> Information provided
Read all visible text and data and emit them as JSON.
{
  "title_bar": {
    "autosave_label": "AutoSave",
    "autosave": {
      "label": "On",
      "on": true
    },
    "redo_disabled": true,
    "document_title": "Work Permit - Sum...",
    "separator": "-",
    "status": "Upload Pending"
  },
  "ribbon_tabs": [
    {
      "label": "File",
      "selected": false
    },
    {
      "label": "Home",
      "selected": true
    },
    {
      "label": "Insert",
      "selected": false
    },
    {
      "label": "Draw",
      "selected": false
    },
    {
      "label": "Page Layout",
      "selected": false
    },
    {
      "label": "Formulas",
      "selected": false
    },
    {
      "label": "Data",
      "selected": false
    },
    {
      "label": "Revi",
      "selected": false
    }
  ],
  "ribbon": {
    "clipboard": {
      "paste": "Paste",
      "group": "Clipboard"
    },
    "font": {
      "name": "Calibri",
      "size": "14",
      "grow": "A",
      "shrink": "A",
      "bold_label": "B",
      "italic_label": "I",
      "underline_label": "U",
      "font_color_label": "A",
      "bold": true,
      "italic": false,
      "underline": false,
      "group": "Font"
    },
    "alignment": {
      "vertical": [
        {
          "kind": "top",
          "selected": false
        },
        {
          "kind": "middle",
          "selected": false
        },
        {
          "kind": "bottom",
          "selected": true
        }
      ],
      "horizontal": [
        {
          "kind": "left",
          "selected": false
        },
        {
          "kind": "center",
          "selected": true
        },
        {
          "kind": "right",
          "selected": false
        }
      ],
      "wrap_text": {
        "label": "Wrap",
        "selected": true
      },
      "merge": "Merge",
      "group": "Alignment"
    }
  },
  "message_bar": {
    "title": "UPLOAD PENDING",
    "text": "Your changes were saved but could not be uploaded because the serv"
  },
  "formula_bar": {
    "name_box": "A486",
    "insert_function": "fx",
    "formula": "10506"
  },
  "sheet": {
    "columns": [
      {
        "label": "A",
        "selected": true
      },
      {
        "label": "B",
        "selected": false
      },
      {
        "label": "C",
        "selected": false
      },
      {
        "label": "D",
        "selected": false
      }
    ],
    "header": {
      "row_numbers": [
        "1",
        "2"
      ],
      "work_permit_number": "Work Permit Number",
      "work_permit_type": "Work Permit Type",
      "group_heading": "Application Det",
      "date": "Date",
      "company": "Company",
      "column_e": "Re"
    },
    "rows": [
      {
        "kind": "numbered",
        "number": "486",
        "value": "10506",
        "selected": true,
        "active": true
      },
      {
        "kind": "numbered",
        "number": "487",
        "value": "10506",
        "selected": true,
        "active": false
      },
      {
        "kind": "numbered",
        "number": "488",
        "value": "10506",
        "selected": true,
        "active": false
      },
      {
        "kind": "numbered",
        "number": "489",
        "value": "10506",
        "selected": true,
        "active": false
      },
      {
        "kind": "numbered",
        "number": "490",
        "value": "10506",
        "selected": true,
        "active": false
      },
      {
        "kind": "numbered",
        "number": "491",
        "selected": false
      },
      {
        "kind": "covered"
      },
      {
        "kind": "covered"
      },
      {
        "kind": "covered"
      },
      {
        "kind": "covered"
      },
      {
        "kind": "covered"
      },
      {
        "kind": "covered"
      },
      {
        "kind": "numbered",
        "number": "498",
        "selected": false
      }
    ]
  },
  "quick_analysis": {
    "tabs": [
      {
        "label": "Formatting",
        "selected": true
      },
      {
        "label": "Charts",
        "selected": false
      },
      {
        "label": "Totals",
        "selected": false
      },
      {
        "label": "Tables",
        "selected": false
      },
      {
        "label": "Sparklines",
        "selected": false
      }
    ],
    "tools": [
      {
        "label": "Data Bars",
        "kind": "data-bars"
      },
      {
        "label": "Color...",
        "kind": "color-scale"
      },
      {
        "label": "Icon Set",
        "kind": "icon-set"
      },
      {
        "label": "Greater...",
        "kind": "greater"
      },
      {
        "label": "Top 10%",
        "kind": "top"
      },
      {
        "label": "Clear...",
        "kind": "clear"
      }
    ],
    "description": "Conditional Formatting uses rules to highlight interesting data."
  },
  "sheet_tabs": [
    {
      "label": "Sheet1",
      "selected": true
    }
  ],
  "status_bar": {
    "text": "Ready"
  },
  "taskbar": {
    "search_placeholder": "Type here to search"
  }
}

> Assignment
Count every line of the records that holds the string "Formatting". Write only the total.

> Your response
2